Last year was rough one for ModCloth, No. 198 in the Internet Retailer 2015 Top 500 Guide. The vintage-tinged apparel e-retailer endured two rounds of layoffs to attempt to turn a profit. Meanwhile, the previously fast-growing merchant’s revenue—which jumped from $15.6 million in 2009 to an Internet Retailer-estimated $148 million in 2013—was flat year over year. Then, in January, ModCloth co-founder and CEO Eric Koger resigned.
Into the chief executive role steppedMatthew Kaness, who had been chief strategy officer at Urban Outfitters Inc. (No. 49) since May 2007. Kaness says he saw ModCloth as a brand with a lot of potential for growth and he quickly set to expand the retailer’s reach via two big initiatives: testing shoppers’ responses to physical stores and broadening and diversifying its private-label assortment.
Using an infusion of cash from a $15 million Series C funding round, ModCloth opened up a three-day pop-up “fit shop” in the lobby of its Los Angeles office. The idea is similar to Bonobos’ guide shops in that consumers could reserve a time to stop into the shop to try on clothes, have employees take their measurements, as well as buy some merchandise like home decor and vintage apparel pieces. The response was “overwhelming” he says, noting that after receiving roughly 5,000 sign-ups it had to cap reservations.

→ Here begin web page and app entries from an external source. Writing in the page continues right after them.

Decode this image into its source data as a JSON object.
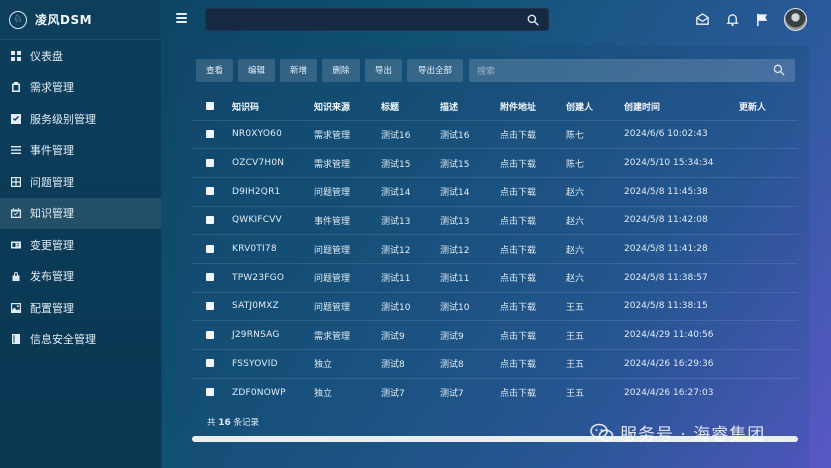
{
  "brand": {
    "name": "凌风DSM",
    "logo_glyph": "♘"
  },
  "sidebar": {
    "items": [
      {
        "label": "仪表盘",
        "icon": "dashboard-icon",
        "active": false
      },
      {
        "label": "需求管理",
        "icon": "clipboard-icon",
        "active": false
      },
      {
        "label": "服务级别管理",
        "icon": "checkbox-icon",
        "active": false
      },
      {
        "label": "事件管理",
        "icon": "list-icon",
        "active": false
      },
      {
        "label": "问题管理",
        "icon": "grid-icon",
        "active": false
      },
      {
        "label": "知识管理",
        "icon": "calendar-icon",
        "active": true
      },
      {
        "label": "变更管理",
        "icon": "id-card-icon",
        "active": false
      },
      {
        "label": "发布管理",
        "icon": "lock-icon",
        "active": false
      },
      {
        "label": "配置管理",
        "icon": "image-icon",
        "active": false
      },
      {
        "label": "信息安全管理",
        "icon": "book-icon",
        "active": false
      }
    ]
  },
  "topbar": {
    "search_value": "",
    "icons": [
      "mail-icon",
      "bell-icon",
      "flag-icon",
      "avatar"
    ]
  },
  "toolbar": {
    "view": "查看",
    "edit": "编辑",
    "add": "新增",
    "delete": "删除",
    "export": "导出",
    "export_all": "导出全部",
    "search_placeholder": "搜索"
  },
  "table": {
    "headers": [
      "知识码",
      "知识来源",
      "标题",
      "描述",
      "附件地址",
      "创建人",
      "创建时间",
      "更新人"
    ],
    "rows": [
      [
        "NR0XYO60",
        "需求管理",
        "测试16",
        "测试16",
        "点击下载",
        "陈七",
        "2024/6/6 10:02:43",
        ""
      ],
      [
        "OZCV7H0N",
        "需求管理",
        "测试15",
        "测试15",
        "点击下载",
        "陈七",
        "2024/5/10 15:34:34",
        ""
      ],
      [
        "D9IH2QR1",
        "问题管理",
        "测试14",
        "测试14",
        "点击下载",
        "赵六",
        "2024/5/8 11:45:38",
        ""
      ],
      [
        "QWKIFCVV",
        "事件管理",
        "测试13",
        "测试13",
        "点击下载",
        "赵六",
        "2024/5/8 11:42:08",
        ""
      ],
      [
        "KRV0TI78",
        "问题管理",
        "测试12",
        "测试12",
        "点击下载",
        "赵六",
        "2024/5/8 11:41:28",
        ""
      ],
      [
        "TPW23FGO",
        "问题管理",
        "测试11",
        "测试11",
        "点击下载",
        "赵六",
        "2024/5/8 11:38:57",
        ""
      ],
      [
        "SATJ0MXZ",
        "问题管理",
        "测试10",
        "测试10",
        "点击下载",
        "王五",
        "2024/5/8 11:38:15",
        ""
      ],
      [
        "J29RNSAG",
        "需求管理",
        "测试9",
        "测试9",
        "点击下载",
        "王五",
        "2024/4/29 11:40:56",
        ""
      ],
      [
        "FSSYOVID",
        "独立",
        "测试8",
        "测试8",
        "点击下载",
        "王五",
        "2024/4/26 16:29:36",
        ""
      ],
      [
        "ZDF0NOWP",
        "独立",
        "测试7",
        "测试7",
        "点击下载",
        "王五",
        "2024/4/26 16:27:03",
        ""
      ]
    ]
  },
  "footer": {
    "prefix": "共",
    "total": "16",
    "suffix": "条记录"
  },
  "watermark": {
    "text": "服务号 · 海睿集团"
  },
  "colors": {
    "accent": "#5a58c6",
    "sidebar_bg": "#0d3e5c"
  }
}
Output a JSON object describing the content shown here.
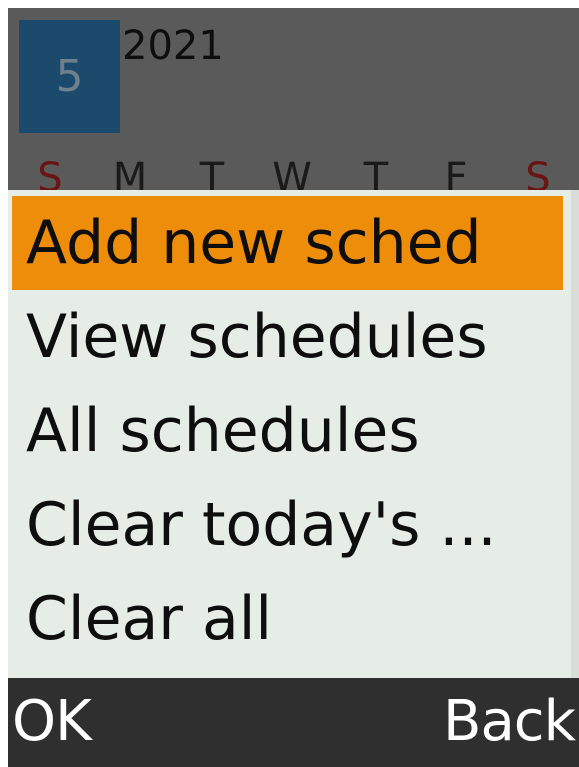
{
  "calendar": {
    "month": "5",
    "year": "2021",
    "weekdays": [
      "S",
      "M",
      "T",
      "W",
      "T",
      "F",
      "S"
    ]
  },
  "menu": {
    "items": [
      {
        "label": "Add new sched",
        "selected": true
      },
      {
        "label": "View schedules",
        "selected": false
      },
      {
        "label": "All schedules",
        "selected": false
      },
      {
        "label": "Clear today's ...",
        "selected": false
      },
      {
        "label": "Clear all",
        "selected": false
      }
    ]
  },
  "softkeys": {
    "left": "OK",
    "right": "Back"
  },
  "colors": {
    "highlight": "#ee8d0a",
    "menu_background": "#e6ede6",
    "weekend": "#6b1414",
    "month_box": "#1b4a6d",
    "softkey_bar": "#2f2f2f"
  }
}
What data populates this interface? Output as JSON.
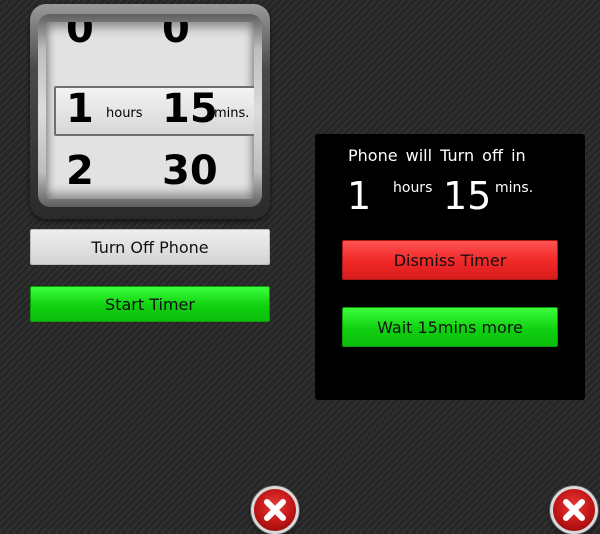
{
  "picker": {
    "rows": [
      {
        "hours": "0",
        "minutes": "0"
      },
      {
        "hours": "1",
        "minutes": "15",
        "hours_unit": "hours",
        "minutes_unit": "mins."
      },
      {
        "hours": "2",
        "minutes": "30"
      }
    ]
  },
  "buttons": {
    "turn_off_phone": "Turn Off Phone",
    "start_timer": "Start Timer"
  },
  "dialog": {
    "title": "Phone will Turn off in",
    "hours": "1",
    "hours_unit": "hours",
    "minutes": "15",
    "minutes_unit": "mins.",
    "dismiss_label": "Dismiss Timer",
    "wait_label": "Wait 15mins more"
  },
  "colors": {
    "green": "#10d010",
    "red": "#f02727",
    "dialog_bg": "#000000"
  },
  "icons": {
    "close": "close-icon"
  }
}
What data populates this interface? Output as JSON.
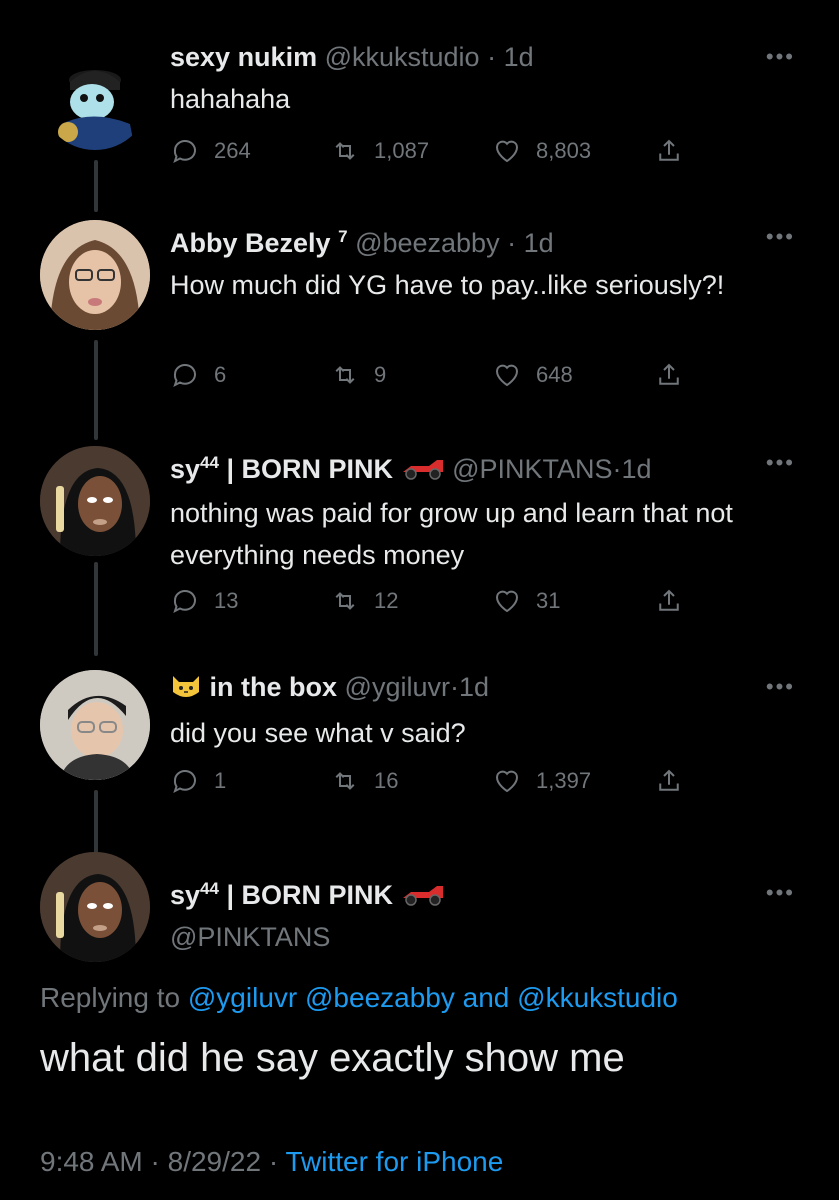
{
  "tweets": [
    {
      "name": "sexy nukim",
      "handle": "@kkukstudio",
      "time": "1d",
      "text": "hahahaha",
      "replies": "264",
      "retweets": "1,087",
      "likes": "8,803"
    },
    {
      "name": "Abby Bezely",
      "name_suffix": "7",
      "handle": "@beezabby",
      "time": "1d",
      "text": "How much did YG have to pay..like seriously?!",
      "replies": "6",
      "retweets": "9",
      "likes": "648"
    },
    {
      "name": "sy",
      "name_sup": "44",
      "name_rest": " | BORN PINK",
      "handle": "@PINKTANS",
      "time": "1d",
      "text": "nothing was paid for grow up and learn that not everything needs money",
      "replies": "13",
      "retweets": "12",
      "likes": "31"
    },
    {
      "name": "in the box",
      "handle": "@ygiluvr",
      "time": "1d",
      "text": "did you see what v said?",
      "replies": "1",
      "retweets": "16",
      "likes": "1,397"
    }
  ],
  "main": {
    "name": "sy",
    "name_sup": "44",
    "name_rest": " | BORN PINK",
    "handle": "@PINKTANS",
    "replying_label": "Replying to",
    "mention_1": "@ygiluvr",
    "mention_2": "@beezabby",
    "and_word": "and",
    "mention_3": "@kkukstudio",
    "text": "what did he say exactly show me",
    "time": "9:48 AM",
    "date": "8/29/22",
    "source": "Twitter for iPhone"
  },
  "sep": "·",
  "more_label": "•••",
  "icons": {
    "reply": "reply-icon",
    "retweet": "retweet-icon",
    "like": "heart-icon",
    "share": "share-icon",
    "racecar": "racing-car-emoji-icon",
    "cat": "cat-face-emoji-icon"
  },
  "colors": {
    "background": "#000000",
    "text": "#e7e9ea",
    "muted": "#71767b",
    "link": "#1d9bf0"
  }
}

Following the successful Los Angeles fit shop, ModCloth recently opened a San Franciscopop-up fit shop that will be open until Aug. 17. The idea is to test and incubate the concept, Kaness says, as the retailer aims to open permanent fit shops in the future. ModCloth will evaluate the store based on metrics both related to sales and customer satisfaction. “There are both hard and soft metrics that we’ll be looking at,” he says. “It’s both an art and a science.”
The retailer has also launched its own custom collection, which shoppers can buy at the San Francisco fit shop. While the retailer has always produced its own products, Kaness says it will dramatically increase the scale, including rolling out monthly deliveries.
“By having a proper branded apparel line we can better speak to the fashion community,” he says. Moreover, the effort may open the door to a wholesale business in which it sells to other retailers.
While ModCloth struggled last year, Kaness says the retailer’s new direction is helping drive growth. And after laying off a reported 100 employees last year, the retailer is hiring. It now has 350 staff, which is about 100 fewer than the 450 it employed at its peak a few years ago, but significantly more than it had at the start of the year.